06 May Higher education students will benefit by hard work of the 67th Legislative Assembly
BISMARCK, N.D. – The North Dakota University System (NDUS) now has its 2021-23 biennium budget after the 67th Legislative Assembly passed SB2003, allotting higher education $686.3 million from the state’s general fund for new investments and ongoing operations. The appropriation includes additional funding for innovative program development in nursing and student-success programs. The budget aligns well with the State Board of Higher Education’s (SBHE) needs-based budget request submitted prior to the legislative session.
The general fund dollars account for approximately 26% of the NDUS’ total $2.6 billion operational budget. The remaining budget is comprised of tuition, auxiliary revenues, state and federal grants, and other local revenue funds. The 2019-21 ongoing operational budget was $2.5 billion.
“We thank the legislators who worked hard to pass an overall balanced budget. We appreciate their efforts and thank them for their service to North Dakota and how they took care of students,” said NDUS Chancellor Mark Hagerott. “Higher education invests in knowledge and for the whole state. Higher education directly influences students as well as the workplaces that hire them.

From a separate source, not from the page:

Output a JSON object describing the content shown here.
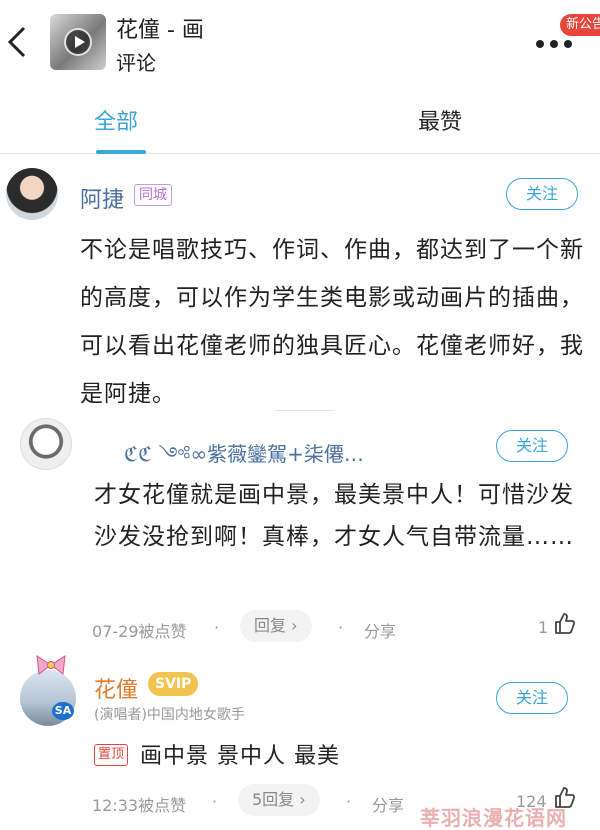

We work toward the betterment of the entire state and in making higher education a priority, and we know legislators across the state see how higher education serves their own communities.”

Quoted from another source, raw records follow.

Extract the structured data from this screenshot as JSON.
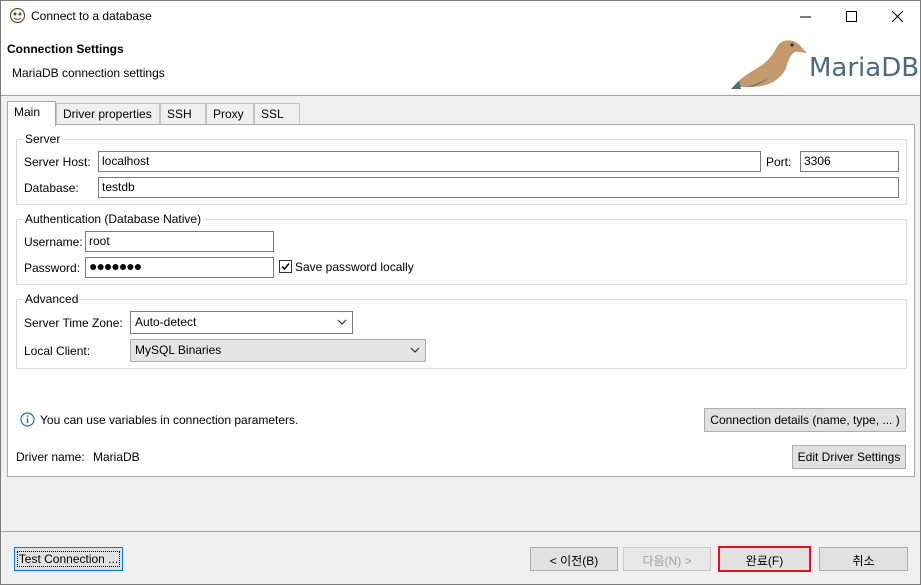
{
  "window": {
    "title": "Connect to a database"
  },
  "header": {
    "title": "Connection Settings",
    "subtitle": "MariaDB connection settings",
    "logo_text": "MariaDB"
  },
  "tabs": [
    {
      "label": "Main",
      "active": true
    },
    {
      "label": "Driver properties"
    },
    {
      "label": "SSH"
    },
    {
      "label": "Proxy"
    },
    {
      "label": "SSL"
    }
  ],
  "server": {
    "group_label": "Server",
    "host_label": "Server Host:",
    "host_value": "localhost",
    "port_label": "Port:",
    "port_value": "3306",
    "database_label": "Database:",
    "database_value": "testdb"
  },
  "auth": {
    "group_label": "Authentication (Database Native)",
    "username_label": "Username:",
    "username_value": "root",
    "password_label": "Password:",
    "password_value": "●●●●●●●",
    "save_password_label": "Save password locally",
    "save_password_checked": true
  },
  "advanced": {
    "group_label": "Advanced",
    "timezone_label": "Server Time Zone:",
    "timezone_value": "Auto-detect",
    "client_label": "Local Client:",
    "client_value": "MySQL Binaries"
  },
  "info": {
    "variables_text": "You can use variables in connection parameters.",
    "details_button": "Connection details (name, type, ... )",
    "driver_name_label": "Driver name:",
    "driver_name_value": "MariaDB",
    "edit_driver_button": "Edit Driver Settings"
  },
  "footer": {
    "test_button": "Test Connection ...",
    "back_button": "< 이전(B)",
    "next_button": "다음(N) >",
    "finish_button": "완료(F)",
    "cancel_button": "취소"
  },
  "colors": {
    "accent": "#e81123",
    "logo": "#4b6a82",
    "seal": "#c49a6c"
  }
}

The economic impact of the NDUS on the state has risen to an estimated $5.5 billion for Fiscal Year 2019, highlighting the overall benefit to the state for the investment in higher education. “The University system and its 11 institutions provide the state with an educated workforce ready to meet the challenges of an ever-changing work environment, provide outreach and continuing education programs for the state’s residents and businesses, and create and support employment opportunities through research, extension, and teaching activities, all of which provide economic benefits to enhance local and state economies,” said Hagerott.

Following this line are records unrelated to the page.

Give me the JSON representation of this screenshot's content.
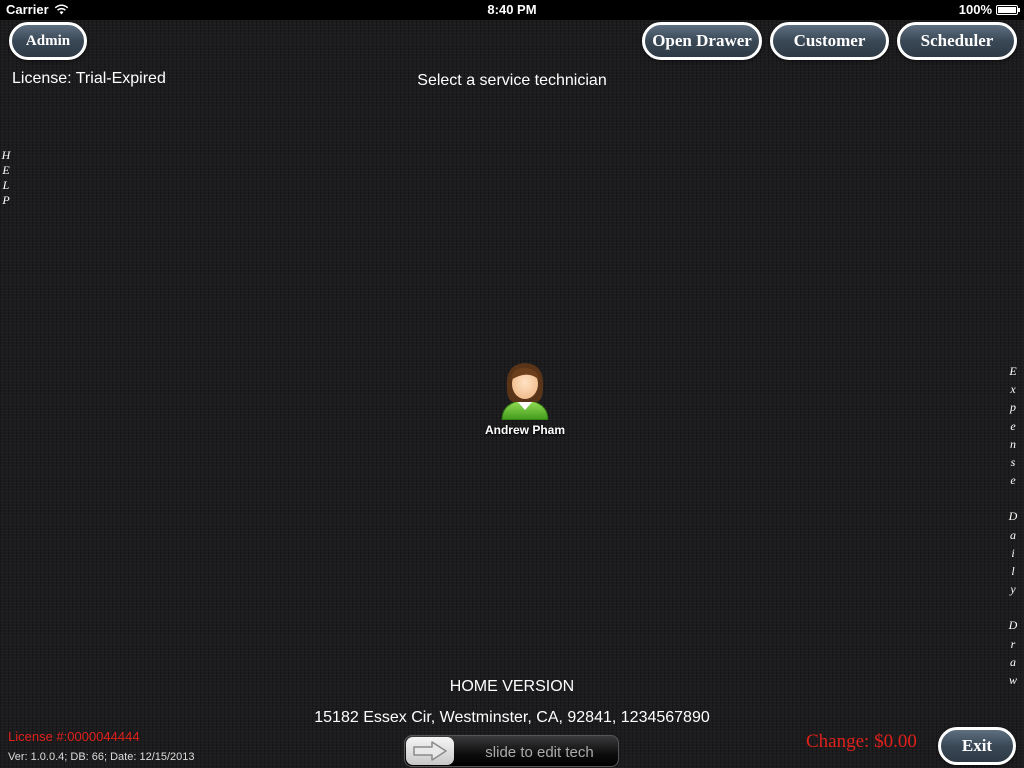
{
  "status_bar": {
    "carrier": "Carrier",
    "time": "8:40 PM",
    "battery": "100%"
  },
  "toolbar": {
    "admin_label": "Admin",
    "open_drawer_label": "Open Drawer",
    "customer_label": "Customer",
    "scheduler_label": "Scheduler"
  },
  "license_status": "License: Trial-Expired",
  "prompt": "Select a service technician",
  "side_menus": {
    "help": [
      "H",
      "E",
      "L",
      "P"
    ],
    "expense": [
      "E",
      "x",
      "p",
      "e",
      "n",
      "s",
      "e"
    ],
    "daily": [
      "D",
      "a",
      "i",
      "l",
      "y"
    ],
    "draw": [
      "D",
      "r",
      "a",
      "w"
    ]
  },
  "technicians": [
    {
      "name": "Andrew Pham",
      "icon": "user-avatar-icon"
    }
  ],
  "edition": "HOME VERSION",
  "address": "15182 Essex Cir, Westminster, CA, 92841, 1234567890",
  "footer": {
    "license_number": "License #:0000044444",
    "version_info": "Ver: 1.0.0.4; DB: 66; Date: 12/15/2013",
    "change": "Change: $0.00",
    "exit_label": "Exit",
    "slider_label": "slide to edit tech",
    "slider_icon": "arrow-right-icon"
  },
  "colors": {
    "alert_red": "#e0201a",
    "button_fill": "#3a4856",
    "background": "#1c1c1e"
  }
}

The 2021-23 budget will have a direct impact on higher education institutions, employees, workforce initiatives, students and research.
Some of the key successes during the legislative session that will help benefit North Dakota’s higher education system include:
- Added $15.3 million for base funding formula model changes recommended by legislative interim committees that were developed with NDUS fiscal officers. These funds provide institutions with operating funds based upon successfully completed student credit hours.
- Financial aid funding was increased by $4.2 million to provide scholarships to all qualifying students for the Academic and CTE Scholarship program.
- Federal coronavirus capital projects include $70 million for a statewide career academy initiative grant program for school districts, $5 million for UND’s airport apron project and $4 million for DSU’s Pulver Hall project.
- $78.5 million state funds for critical capital projects, including NDSU Agricultural Products Development Center, DCB Center for Rural Health Renovation, LRSC Precision agriculture building, MaSU’s natural gas conversion project and UND Space Command initiative.
- Added $1.4 million for the Nursing Education Consortium.
- Added $150,000 for Math Pathways program.
- A compensation package that included an average salary increase of 1.5% with a minimum of $100 per month per employee the first year of the biennium, and 2% the next year in addition to sustaining fully funded health insurance for employees.